▸ **Source data**:
──────

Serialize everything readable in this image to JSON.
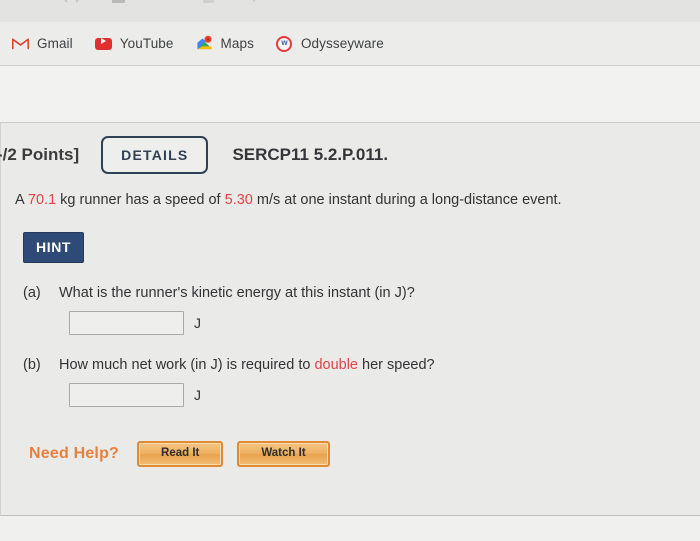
{
  "browser": {
    "bookmarks": [
      {
        "label": "Gmail",
        "icon": "gmail-icon"
      },
      {
        "label": "YouTube",
        "icon": "youtube-icon"
      },
      {
        "label": "Maps",
        "icon": "maps-icon"
      },
      {
        "label": "Odysseyware",
        "icon": "odysseyware-icon"
      }
    ]
  },
  "question": {
    "points_label": "-/2 Points]",
    "details_label": "DETAILS",
    "code": "SERCP11 5.2.P.011.",
    "statement": {
      "pre": "A ",
      "mass": "70.1",
      "mid": " kg runner has a speed of ",
      "speed": "5.30",
      "post": " m/s at one instant during a long-distance event."
    },
    "hint_label": "HINT",
    "parts": [
      {
        "letter": "(a)",
        "pre": "What is the runner's kinetic energy at this instant (in J)?",
        "emphasis": "",
        "post": "",
        "answer_value": "",
        "answer_placeholder": "",
        "unit": "J"
      },
      {
        "letter": "(b)",
        "pre": "How much net work (in J) is required to ",
        "emphasis": "double",
        "post": " her speed?",
        "answer_value": "",
        "answer_placeholder": "",
        "unit": "J"
      }
    ],
    "need_help": {
      "label": "Need Help?",
      "read_label": "Read It",
      "watch_label": "Watch It"
    }
  },
  "colors": {
    "page_background": "#eaeae8",
    "highlight_value": "#e04545",
    "hint_background": "#2e4a77",
    "details_border": "#2f4154",
    "need_help_text": "#e8803e",
    "help_button_border": "#e08a33"
  }
}
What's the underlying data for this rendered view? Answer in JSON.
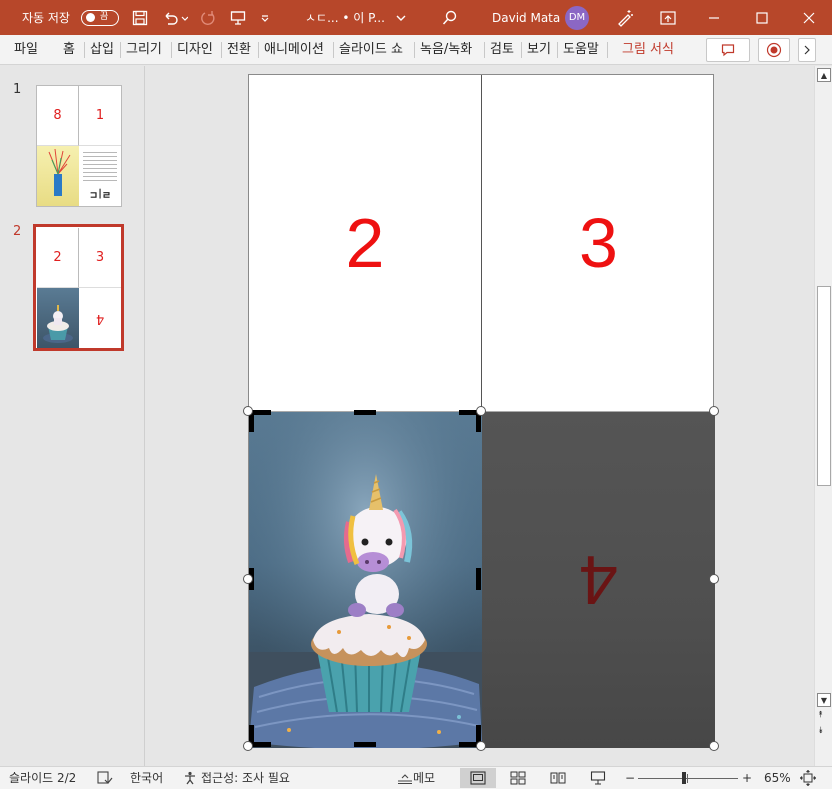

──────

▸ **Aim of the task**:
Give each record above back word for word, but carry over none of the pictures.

▸ **Solution for this problem**:
Serialize everything readable in this image to JSON.
{
  "browser": {
    "bookmarks": [
      {
        "label": "Gmail",
        "icon": "gmail-icon"
      },
      {
        "label": "YouTube",
        "icon": "youtube-icon"
      },
      {
        "label": "Maps",
        "icon": "maps-icon"
      },
      {
        "label": "Odysseyware",
        "icon": "odysseyware-icon"
      }
    ]
  },
  "question": {
    "points_label": "-/2 Points]",
    "details_label": "DETAILS",
    "code": "SERCP11 5.2.P.011.",
    "statement": {
      "pre": "A ",
      "mass": "70.1",
      "mid": " kg runner has a speed of ",
      "speed": "5.30",
      "post": " m/s at one instant during a long-distance event."
    },
    "hint_label": "HINT",
    "parts": [
      {
        "letter": "(a)",
        "pre": "What is the runner's kinetic energy at this instant (in J)?",
        "emphasis": "",
        "post": "",
        "answer_value": "",
        "answer_placeholder": "",
        "unit": "J"
      },
      {
        "letter": "(b)",
        "pre": "How much net work (in J) is required to ",
        "emphasis": "double",
        "post": " her speed?",
        "answer_value": "",
        "answer_placeholder": "",
        "unit": "J"
      }
    ],
    "need_help": {
      "label": "Need Help?",
      "read_label": "Read It",
      "watch_label": "Watch It"
    }
  },
  "colors": {
    "page_background": "#eaeae8",
    "highlight_value": "#e04545",
    "hint_background": "#2e4a77",
    "details_border": "#2f4154",
    "need_help_text": "#e8803e",
    "help_button_border": "#e08a33"
  }
}
What's the underlying data for this rendered view? Answer in JSON.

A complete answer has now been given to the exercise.